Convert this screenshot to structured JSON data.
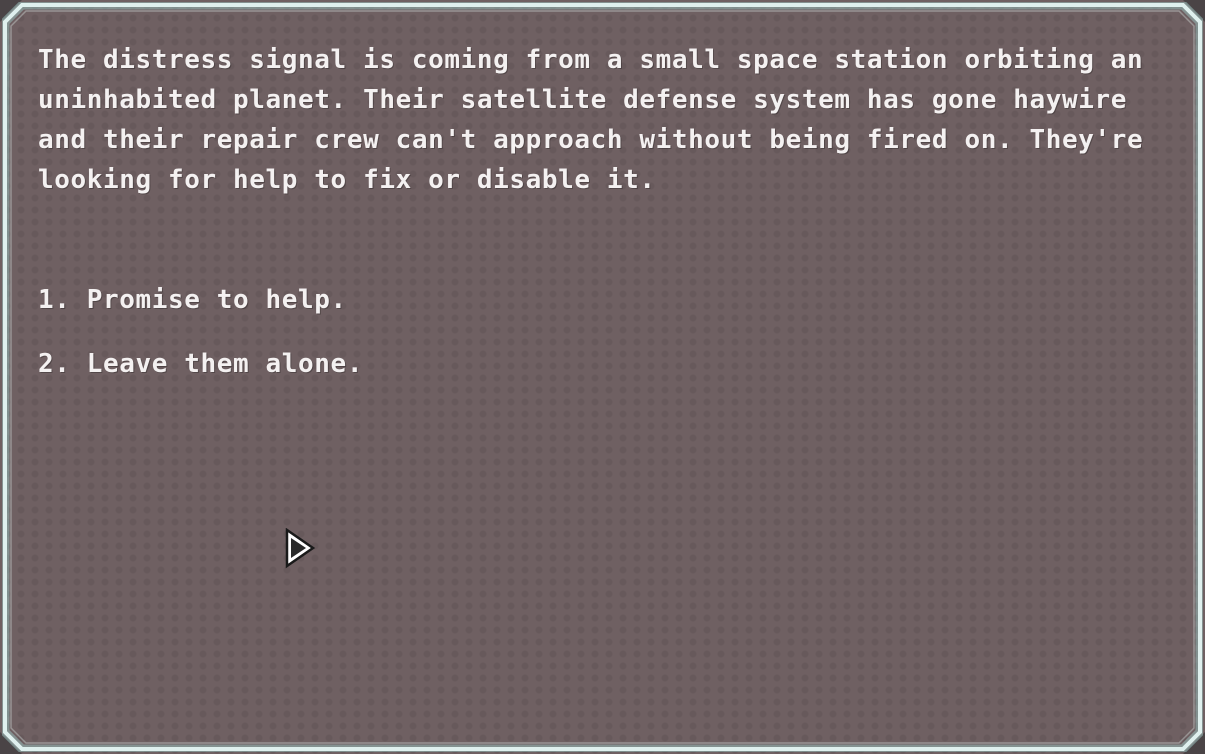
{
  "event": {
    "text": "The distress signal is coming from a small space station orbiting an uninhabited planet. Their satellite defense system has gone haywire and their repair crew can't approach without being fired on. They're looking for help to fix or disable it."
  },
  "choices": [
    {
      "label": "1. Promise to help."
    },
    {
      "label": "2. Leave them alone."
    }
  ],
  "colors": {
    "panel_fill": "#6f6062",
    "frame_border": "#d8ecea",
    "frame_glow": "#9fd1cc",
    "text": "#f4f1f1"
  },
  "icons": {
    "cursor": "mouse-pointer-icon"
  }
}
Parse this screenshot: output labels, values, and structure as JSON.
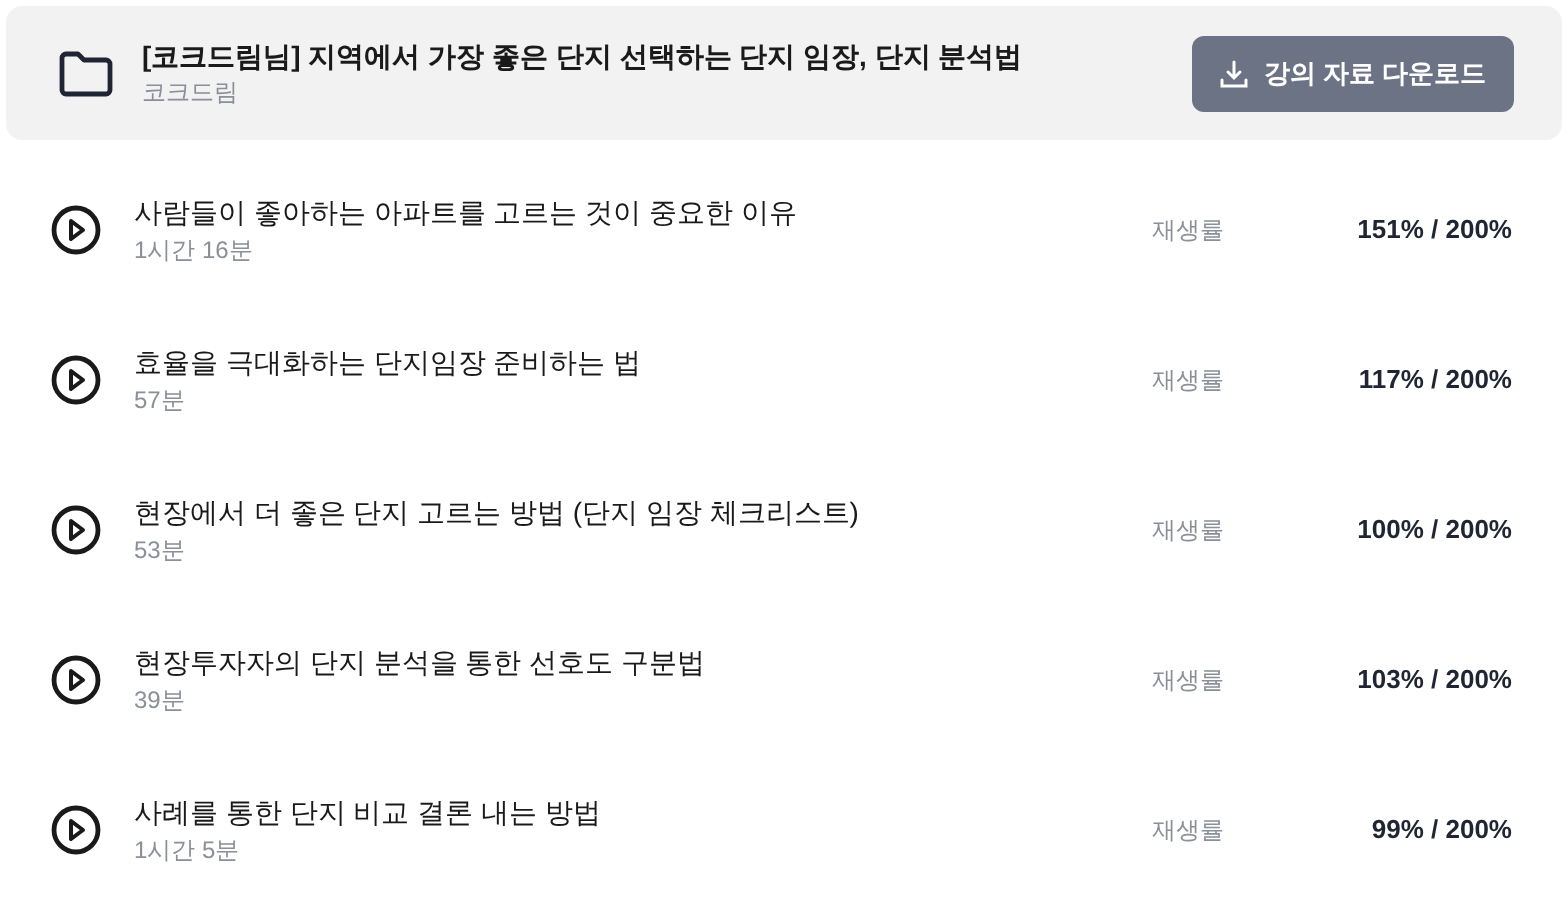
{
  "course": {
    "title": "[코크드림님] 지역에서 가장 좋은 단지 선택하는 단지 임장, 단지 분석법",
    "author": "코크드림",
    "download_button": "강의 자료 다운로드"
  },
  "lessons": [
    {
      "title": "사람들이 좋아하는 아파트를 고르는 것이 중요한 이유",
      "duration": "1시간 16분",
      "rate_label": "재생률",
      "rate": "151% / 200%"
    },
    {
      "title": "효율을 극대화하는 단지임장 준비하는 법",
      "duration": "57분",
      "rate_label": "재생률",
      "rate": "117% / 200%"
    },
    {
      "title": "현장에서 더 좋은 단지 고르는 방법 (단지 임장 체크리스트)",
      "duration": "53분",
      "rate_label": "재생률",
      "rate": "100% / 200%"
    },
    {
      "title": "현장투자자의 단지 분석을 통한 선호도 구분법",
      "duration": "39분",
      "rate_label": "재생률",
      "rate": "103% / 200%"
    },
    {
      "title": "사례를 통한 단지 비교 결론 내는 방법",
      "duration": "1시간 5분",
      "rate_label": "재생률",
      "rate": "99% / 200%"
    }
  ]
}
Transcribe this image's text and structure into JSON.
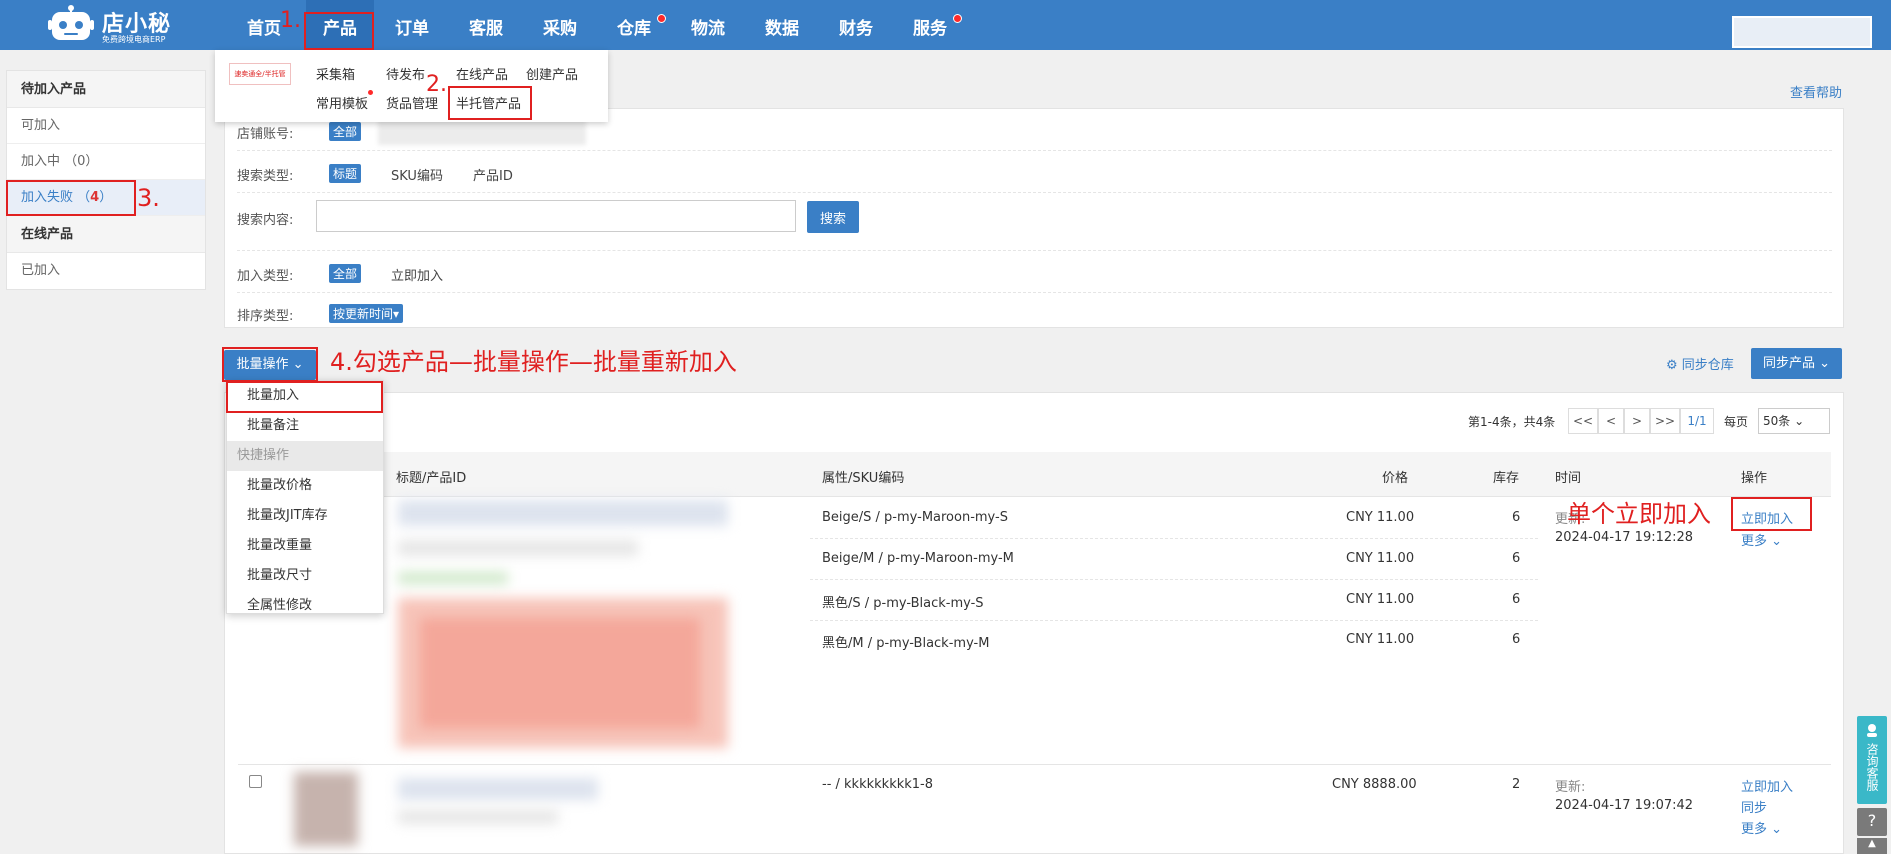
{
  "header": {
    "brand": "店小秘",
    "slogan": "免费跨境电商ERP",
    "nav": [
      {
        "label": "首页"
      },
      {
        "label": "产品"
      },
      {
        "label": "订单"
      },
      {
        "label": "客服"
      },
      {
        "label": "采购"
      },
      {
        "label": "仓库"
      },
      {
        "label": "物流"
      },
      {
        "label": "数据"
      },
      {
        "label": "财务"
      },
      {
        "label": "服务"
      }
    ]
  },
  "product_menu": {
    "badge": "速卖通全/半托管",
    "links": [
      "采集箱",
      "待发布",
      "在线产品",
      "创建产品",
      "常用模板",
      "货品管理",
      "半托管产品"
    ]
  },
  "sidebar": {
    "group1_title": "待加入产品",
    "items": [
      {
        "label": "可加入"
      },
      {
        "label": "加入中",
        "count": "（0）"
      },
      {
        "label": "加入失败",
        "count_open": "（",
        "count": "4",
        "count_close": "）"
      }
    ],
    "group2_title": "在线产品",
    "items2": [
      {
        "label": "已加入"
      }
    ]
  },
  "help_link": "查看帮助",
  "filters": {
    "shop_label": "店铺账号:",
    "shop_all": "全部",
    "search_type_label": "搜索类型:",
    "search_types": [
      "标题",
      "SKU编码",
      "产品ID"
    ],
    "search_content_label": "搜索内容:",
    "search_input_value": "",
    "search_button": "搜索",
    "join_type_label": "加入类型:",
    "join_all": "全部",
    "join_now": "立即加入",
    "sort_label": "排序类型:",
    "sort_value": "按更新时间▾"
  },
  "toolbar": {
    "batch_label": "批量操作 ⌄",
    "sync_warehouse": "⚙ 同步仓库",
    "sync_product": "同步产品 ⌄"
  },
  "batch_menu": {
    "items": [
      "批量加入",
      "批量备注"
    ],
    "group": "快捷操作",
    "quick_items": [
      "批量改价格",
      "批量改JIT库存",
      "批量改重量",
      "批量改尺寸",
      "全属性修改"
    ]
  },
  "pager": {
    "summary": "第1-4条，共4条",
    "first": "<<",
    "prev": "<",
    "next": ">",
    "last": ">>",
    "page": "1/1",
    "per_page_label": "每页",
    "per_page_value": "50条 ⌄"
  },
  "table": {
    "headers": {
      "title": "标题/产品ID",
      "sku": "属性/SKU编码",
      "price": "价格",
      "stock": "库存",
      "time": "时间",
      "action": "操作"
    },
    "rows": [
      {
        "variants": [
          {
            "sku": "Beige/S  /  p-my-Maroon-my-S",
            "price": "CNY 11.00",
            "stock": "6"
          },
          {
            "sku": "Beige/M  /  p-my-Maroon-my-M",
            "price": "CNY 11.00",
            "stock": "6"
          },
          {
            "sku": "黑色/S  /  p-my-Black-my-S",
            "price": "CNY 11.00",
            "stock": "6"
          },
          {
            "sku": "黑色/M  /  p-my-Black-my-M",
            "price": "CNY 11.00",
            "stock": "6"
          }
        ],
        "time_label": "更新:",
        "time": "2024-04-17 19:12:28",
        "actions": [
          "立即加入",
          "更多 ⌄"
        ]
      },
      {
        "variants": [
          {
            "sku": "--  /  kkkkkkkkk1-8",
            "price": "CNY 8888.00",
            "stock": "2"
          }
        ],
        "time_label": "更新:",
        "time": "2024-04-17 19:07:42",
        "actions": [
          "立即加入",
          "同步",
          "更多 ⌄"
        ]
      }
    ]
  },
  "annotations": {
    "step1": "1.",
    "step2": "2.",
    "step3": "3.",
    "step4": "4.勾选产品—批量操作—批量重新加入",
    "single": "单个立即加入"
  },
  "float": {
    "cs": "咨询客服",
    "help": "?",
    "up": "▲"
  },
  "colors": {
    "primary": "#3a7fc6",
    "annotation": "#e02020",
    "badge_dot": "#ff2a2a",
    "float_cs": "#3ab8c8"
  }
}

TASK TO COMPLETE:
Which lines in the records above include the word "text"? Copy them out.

ANSWER TO THE EXERCISE:
    "text": "The distress signal is coming from a small space station orbiting an uninhabited planet. Their satellite defense system has gone haywire and their repair crew can't approach without being fired on. They're looking for help to fix or disable it."
    "text": "#f4f1f1"
Transcribe this image's text and structure into JSON.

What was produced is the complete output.